Reader reviews at Amazon.com focus on the book’s unpleasant revelations about the mammalian food chain, and many reviewers state their intentions to eat only “organic” meat as a result of reading it. Myself, I think they’re missing the point. Perhaps I’m just vindictive, but does anyone else think that Gajdusek, who won the Nobel Prize in 1976, should lose it as punishment for walking dangerous and largely misunderstood infectious agents around the globe? For that matter, what kind of punishment can we plan for all the government agency bureaucrats and politicians who not only tried to cover up incidences of the diseases, but also kept trying to export animal food containing contaminated blood and brain matter, to other countries?
Kelleher, a biochemist, does end his book with a note of optimism regarding our chances of containing this epidemic. Although comparisons will inevitably be drawn between this work and Eric Schlosser’s huge bestseller, Fast Food Nation, I think this book is too subtly horrifying, even with that optimism, to do as well commercially. Schlosser’s self-righteous reporter’s voice often struck me as almost unnecessarily hysterical, whereas Kelleher’s descriptive scientist’s voice and calm recitation of lax experimental methods and petty bureaucratic squabbles is extremely unsettling in its understatement.

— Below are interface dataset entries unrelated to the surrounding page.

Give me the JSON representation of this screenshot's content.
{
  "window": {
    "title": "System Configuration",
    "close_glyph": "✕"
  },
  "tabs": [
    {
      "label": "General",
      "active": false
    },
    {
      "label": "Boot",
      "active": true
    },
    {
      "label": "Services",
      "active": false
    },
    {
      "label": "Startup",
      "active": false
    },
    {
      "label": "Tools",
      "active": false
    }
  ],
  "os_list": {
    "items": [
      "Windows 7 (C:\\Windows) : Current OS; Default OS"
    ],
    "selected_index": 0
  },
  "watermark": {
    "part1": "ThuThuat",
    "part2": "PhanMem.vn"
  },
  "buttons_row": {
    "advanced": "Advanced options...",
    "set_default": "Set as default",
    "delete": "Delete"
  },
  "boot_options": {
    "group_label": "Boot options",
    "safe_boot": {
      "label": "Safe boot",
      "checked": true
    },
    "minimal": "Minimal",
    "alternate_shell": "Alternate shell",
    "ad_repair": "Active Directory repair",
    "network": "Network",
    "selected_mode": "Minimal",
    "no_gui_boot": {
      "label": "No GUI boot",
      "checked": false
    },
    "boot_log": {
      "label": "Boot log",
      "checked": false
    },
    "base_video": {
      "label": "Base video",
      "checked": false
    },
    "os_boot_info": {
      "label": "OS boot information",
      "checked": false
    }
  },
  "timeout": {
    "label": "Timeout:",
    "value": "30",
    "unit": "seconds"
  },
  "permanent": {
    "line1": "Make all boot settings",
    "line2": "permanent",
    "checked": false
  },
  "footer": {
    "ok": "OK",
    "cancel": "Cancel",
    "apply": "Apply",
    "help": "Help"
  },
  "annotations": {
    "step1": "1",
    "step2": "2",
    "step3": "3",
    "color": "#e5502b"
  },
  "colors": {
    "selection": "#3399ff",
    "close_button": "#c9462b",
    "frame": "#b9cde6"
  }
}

It’s a good book. It’s a scary book, and it will undoubtedly be disdained by many for its conspiracy theories regarding cattle mutilations and Alzheimer’s Disease, but ultimately, whether it scares you out of eating meat or not, it should at least cure you of any trust you may still place in the scientific and governmental establishment.
Brain Trust: The Hidden Connection Between Mad Cow and Misdiagnosed Alzheimer’s
Disease by Colm A. Kelleher
Paraview Pocket Books